**Problem to solve**
Down to the final line, write out the data below exactly.

**Given information**
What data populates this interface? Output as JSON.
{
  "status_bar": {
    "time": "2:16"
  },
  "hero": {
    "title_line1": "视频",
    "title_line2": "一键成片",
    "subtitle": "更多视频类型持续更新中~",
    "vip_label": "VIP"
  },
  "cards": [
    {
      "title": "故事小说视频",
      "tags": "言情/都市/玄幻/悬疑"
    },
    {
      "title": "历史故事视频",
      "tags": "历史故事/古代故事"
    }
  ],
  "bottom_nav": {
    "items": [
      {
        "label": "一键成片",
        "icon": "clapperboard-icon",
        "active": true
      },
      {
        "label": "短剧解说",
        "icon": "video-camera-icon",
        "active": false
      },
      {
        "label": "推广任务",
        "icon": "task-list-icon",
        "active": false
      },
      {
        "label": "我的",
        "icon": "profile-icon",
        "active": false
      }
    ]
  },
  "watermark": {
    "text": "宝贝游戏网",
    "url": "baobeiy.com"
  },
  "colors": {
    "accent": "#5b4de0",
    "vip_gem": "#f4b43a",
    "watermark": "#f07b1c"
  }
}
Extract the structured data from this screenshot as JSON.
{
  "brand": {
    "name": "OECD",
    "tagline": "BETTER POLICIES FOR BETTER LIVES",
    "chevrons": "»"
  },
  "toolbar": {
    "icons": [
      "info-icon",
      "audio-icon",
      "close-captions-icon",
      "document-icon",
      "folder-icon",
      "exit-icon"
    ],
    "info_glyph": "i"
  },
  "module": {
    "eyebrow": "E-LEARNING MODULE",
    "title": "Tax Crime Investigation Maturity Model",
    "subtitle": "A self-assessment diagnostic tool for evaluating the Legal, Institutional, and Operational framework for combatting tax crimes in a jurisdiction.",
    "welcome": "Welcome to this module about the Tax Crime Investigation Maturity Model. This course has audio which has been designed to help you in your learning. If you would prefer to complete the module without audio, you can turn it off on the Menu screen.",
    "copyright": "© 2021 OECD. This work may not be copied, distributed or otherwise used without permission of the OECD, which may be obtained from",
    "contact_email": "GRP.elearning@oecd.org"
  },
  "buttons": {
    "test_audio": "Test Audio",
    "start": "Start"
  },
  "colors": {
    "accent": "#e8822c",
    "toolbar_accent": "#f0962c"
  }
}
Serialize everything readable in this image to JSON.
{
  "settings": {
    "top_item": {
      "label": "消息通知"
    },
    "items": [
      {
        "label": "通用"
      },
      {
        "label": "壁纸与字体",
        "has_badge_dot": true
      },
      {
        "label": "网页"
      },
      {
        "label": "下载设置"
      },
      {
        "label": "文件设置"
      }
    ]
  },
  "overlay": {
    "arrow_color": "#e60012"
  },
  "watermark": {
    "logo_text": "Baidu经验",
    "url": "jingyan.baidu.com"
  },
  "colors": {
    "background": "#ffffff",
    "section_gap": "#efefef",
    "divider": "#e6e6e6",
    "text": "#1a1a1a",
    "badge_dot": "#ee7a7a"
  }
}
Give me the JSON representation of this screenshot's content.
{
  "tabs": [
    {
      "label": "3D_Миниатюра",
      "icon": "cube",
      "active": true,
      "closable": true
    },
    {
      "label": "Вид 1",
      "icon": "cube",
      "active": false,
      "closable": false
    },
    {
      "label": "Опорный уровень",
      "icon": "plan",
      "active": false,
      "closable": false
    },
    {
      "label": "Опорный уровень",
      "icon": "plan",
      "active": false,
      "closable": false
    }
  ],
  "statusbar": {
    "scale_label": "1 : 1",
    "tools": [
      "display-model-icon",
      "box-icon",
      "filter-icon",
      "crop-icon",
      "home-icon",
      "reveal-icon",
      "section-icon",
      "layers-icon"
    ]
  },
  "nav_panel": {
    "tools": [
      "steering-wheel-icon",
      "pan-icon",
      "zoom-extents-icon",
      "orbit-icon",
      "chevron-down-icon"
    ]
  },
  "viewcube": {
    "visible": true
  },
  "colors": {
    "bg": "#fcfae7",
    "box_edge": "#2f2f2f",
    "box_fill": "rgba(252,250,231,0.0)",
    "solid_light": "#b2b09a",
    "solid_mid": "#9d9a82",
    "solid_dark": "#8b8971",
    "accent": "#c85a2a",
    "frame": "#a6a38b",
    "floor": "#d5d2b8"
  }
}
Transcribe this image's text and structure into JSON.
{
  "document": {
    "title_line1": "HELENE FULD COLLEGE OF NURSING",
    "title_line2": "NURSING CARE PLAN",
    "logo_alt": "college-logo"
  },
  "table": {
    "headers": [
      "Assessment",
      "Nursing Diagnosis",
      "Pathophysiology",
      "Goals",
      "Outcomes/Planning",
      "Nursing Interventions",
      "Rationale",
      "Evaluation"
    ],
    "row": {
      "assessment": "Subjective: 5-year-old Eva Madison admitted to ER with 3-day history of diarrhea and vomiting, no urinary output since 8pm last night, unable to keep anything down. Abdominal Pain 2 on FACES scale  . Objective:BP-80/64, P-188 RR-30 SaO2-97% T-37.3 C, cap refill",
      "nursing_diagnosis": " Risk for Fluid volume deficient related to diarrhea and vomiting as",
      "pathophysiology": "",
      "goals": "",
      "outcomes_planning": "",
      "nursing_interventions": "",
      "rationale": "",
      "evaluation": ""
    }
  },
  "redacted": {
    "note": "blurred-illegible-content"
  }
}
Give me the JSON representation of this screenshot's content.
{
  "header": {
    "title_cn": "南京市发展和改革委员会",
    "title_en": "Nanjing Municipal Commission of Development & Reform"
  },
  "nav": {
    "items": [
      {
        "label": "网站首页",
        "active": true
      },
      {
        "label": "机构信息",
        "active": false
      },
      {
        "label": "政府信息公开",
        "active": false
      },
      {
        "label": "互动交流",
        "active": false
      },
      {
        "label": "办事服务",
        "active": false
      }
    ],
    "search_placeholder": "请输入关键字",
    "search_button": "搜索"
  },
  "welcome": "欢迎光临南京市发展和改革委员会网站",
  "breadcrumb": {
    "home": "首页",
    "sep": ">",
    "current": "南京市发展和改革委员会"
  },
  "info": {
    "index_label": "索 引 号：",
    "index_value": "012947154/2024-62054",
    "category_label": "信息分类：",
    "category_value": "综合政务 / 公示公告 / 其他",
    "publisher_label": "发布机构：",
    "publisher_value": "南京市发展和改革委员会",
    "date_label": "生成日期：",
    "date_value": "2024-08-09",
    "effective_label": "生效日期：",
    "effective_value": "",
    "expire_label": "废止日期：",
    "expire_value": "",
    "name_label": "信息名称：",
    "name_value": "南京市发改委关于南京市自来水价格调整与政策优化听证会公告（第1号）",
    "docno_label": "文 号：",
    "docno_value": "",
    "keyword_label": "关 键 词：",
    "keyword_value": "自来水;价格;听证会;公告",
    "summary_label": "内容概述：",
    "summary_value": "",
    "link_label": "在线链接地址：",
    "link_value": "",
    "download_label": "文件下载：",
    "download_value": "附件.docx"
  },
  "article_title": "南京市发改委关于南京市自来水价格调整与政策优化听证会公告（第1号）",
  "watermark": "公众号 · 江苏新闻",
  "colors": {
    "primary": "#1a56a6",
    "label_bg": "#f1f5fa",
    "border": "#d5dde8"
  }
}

**Exercise response**
What data populates this interface? Output as JSON.
{
  "status_bar": {
    "time": "2:16"
  },
  "hero": {
    "title_line1": "视频",
    "title_line2": "一键成片",
    "subtitle": "更多视频类型持续更新中~",
    "vip_label": "VIP"
  },
  "cards": [
    {
      "title": "故事小说视频",
      "tags": "言情/都市/玄幻/悬疑"
    },
    {
      "title": "历史故事视频",
      "tags": "历史故事/古代故事"
    }
  ],
  "bottom_nav": {
    "items": [
      {
        "label": "一键成片",
        "icon": "clapperboard-icon",
        "active": true
      },
      {
        "label": "短剧解说",
        "icon": "video-camera-icon",
        "active": false
      },
      {
        "label": "推广任务",
        "icon": "task-list-icon",
        "active": false
      },
      {
        "label": "我的",
        "icon": "profile-icon",
        "active": false
      }
    ]
  },
  "watermark": {
    "text": "宝贝游戏网",
    "url": "baobeiy.com"
  },
  "colors": {
    "accent": "#5b4de0",
    "vip_gem": "#f4b43a",
    "watermark": "#f07b1c"
  }
}
Extract the structured data from this screenshot as JSON.
{
  "brand": {
    "name": "OECD",
    "tagline": "BETTER POLICIES FOR BETTER LIVES",
    "chevrons": "»"
  },
  "toolbar": {
    "icons": [
      "info-icon",
      "audio-icon",
      "close-captions-icon",
      "document-icon",
      "folder-icon",
      "exit-icon"
    ],
    "info_glyph": "i"
  },
  "module": {
    "eyebrow": "E-LEARNING MODULE",
    "title": "Tax Crime Investigation Maturity Model",
    "subtitle": "A self-assessment diagnostic tool for evaluating the Legal, Institutional, and Operational framework for combatting tax crimes in a jurisdiction.",
    "welcome": "Welcome to this module about the Tax Crime Investigation Maturity Model. This course has audio which has been designed to help you in your learning. If you would prefer to complete the module without audio, you can turn it off on the Menu screen.",
    "copyright": "© 2021 OECD. This work may not be copied, distributed or otherwise used without permission of the OECD, which may be obtained from",
    "contact_email": "GRP.elearning@oecd.org"
  },
  "buttons": {
    "test_audio": "Test Audio",
    "start": "Start"
  },
  "colors": {
    "accent": "#e8822c",
    "toolbar_accent": "#f0962c"
  }
}
Serialize everything readable in this image to JSON.
{
  "settings": {
    "top_item": {
      "label": "消息通知"
    },
    "items": [
      {
        "label": "通用"
      },
      {
        "label": "壁纸与字体",
        "has_badge_dot": true
      },
      {
        "label": "网页"
      },
      {
        "label": "下载设置"
      },
      {
        "label": "文件设置"
      }
    ]
  },
  "overlay": {
    "arrow_color": "#e60012"
  },
  "watermark": {
    "logo_text": "Baidu经验",
    "url": "jingyan.baidu.com"
  },
  "colors": {
    "background": "#ffffff",
    "section_gap": "#efefef",
    "divider": "#e6e6e6",
    "text": "#1a1a1a",
    "badge_dot": "#ee7a7a"
  }
}
Give me the JSON representation of this screenshot's content.
{
  "tabs": [
    {
      "label": "3D_Миниатюра",
      "icon": "cube",
      "active": true,
      "closable": true
    },
    {
      "label": "Вид 1",
      "icon": "cube",
      "active": false,
      "closable": false
    },
    {
      "label": "Опорный уровень",
      "icon": "plan",
      "active": false,
      "closable": false
    },
    {
      "label": "Опорный уровень",
      "icon": "plan",
      "active": false,
      "closable": false
    }
  ],
  "statusbar": {
    "scale_label": "1 : 1",
    "tools": [
      "display-model-icon",
      "box-icon",
      "filter-icon",
      "crop-icon",
      "home-icon",
      "reveal-icon",
      "section-icon",
      "layers-icon"
    ]
  },
  "nav_panel": {
    "tools": [
      "steering-wheel-icon",
      "pan-icon",
      "zoom-extents-icon",
      "orbit-icon",
      "chevron-down-icon"
    ]
  },
  "viewcube": {
    "visible": true
  },
  "colors": {
    "bg": "#fcfae7",
    "box_edge": "#2f2f2f",
    "box_fill": "rgba(252,250,231,0.0)",
    "solid_light": "#b2b09a",
    "solid_mid": "#9d9a82",
    "solid_dark": "#8b8971",
    "accent": "#c85a2a",
    "frame": "#a6a38b",
    "floor": "#d5d2b8"
  }
}
Transcribe this image's text and structure into JSON.
{
  "document": {
    "title_line1": "HELENE FULD COLLEGE OF NURSING",
    "title_line2": "NURSING CARE PLAN",
    "logo_alt": "college-logo"
  },
  "table": {
    "headers": [
      "Assessment",
      "Nursing Diagnosis",
      "Pathophysiology",
      "Goals",
      "Outcomes/Planning",
      "Nursing Interventions",
      "Rationale",
      "Evaluation"
    ],
    "row": {
      "assessment": "Subjective: 5-year-old Eva Madison admitted to ER with 3-day history of diarrhea and vomiting, no urinary output since 8pm last night, unable to keep anything down. Abdominal Pain 2 on FACES scale  . Objective:BP-80/64, P-188 RR-30 SaO2-97% T-37.3 C, cap refill",
      "nursing_diagnosis": " Risk for Fluid volume deficient related to diarrhea and vomiting as",
      "pathophysiology": "",
      "goals": "",
      "outcomes_planning": "",
      "nursing_interventions": "",
      "rationale": "",
      "evaluation": ""
    }
  },
  "redacted": {
    "note": "blurred-illegible-content"
  }
}
Give me the JSON representation of this screenshot's content.
{
  "header": {
    "title_cn": "南京市发展和改革委员会",
    "title_en": "Nanjing Municipal Commission of Development & Reform"
  },
  "nav": {
    "items": [
      {
        "label": "网站首页",
        "active": true
      },
      {
        "label": "机构信息",
        "active": false
      },
      {
        "label": "政府信息公开",
        "active": false
      },
      {
        "label": "互动交流",
        "active": false
      },
      {
        "label": "办事服务",
        "active": false
      }
    ],
    "search_placeholder": "请输入关键字",
    "search_button": "搜索"
  },
  "welcome": "欢迎光临南京市发展和改革委员会网站",
  "breadcrumb": {
    "home": "首页",
    "sep": ">",
    "current": "南京市发展和改革委员会"
  },
  "info": {
    "index_label": "索 引 号：",
    "index_value": "012947154/2024-62054",
    "category_label": "信息分类：",
    "category_value": "综合政务 / 公示公告 / 其他",
    "publisher_label": "发布机构：",
    "publisher_value": "南京市发展和改革委员会",
    "date_label": "生成日期：",
    "date_value": "2024-08-09",
    "effective_label": "生效日期：",
    "effective_value": "",
    "expire_label": "废止日期：",
    "expire_value": "",
    "name_label": "信息名称：",
    "name_value": "南京市发改委关于南京市自来水价格调整与政策优化听证会公告（第1号）",
    "docno_label": "文 号：",
    "docno_value": "",
    "keyword_label": "关 键 词：",
    "keyword_value": "自来水;价格;听证会;公告",
    "summary_label": "内容概述：",
    "summary_value": "",
    "link_label": "在线链接地址：",
    "link_value": "",
    "download_label": "文件下载：",
    "download_value": "附件.docx"
  },
  "article_title": "南京市发改委关于南京市自来水价格调整与政策优化听证会公告（第1号）",
  "watermark": "公众号 · 江苏新闻",
  "colors": {
    "primary": "#1a56a6",
    "label_bg": "#f1f5fa",
    "border": "#d5dde8"
  }
}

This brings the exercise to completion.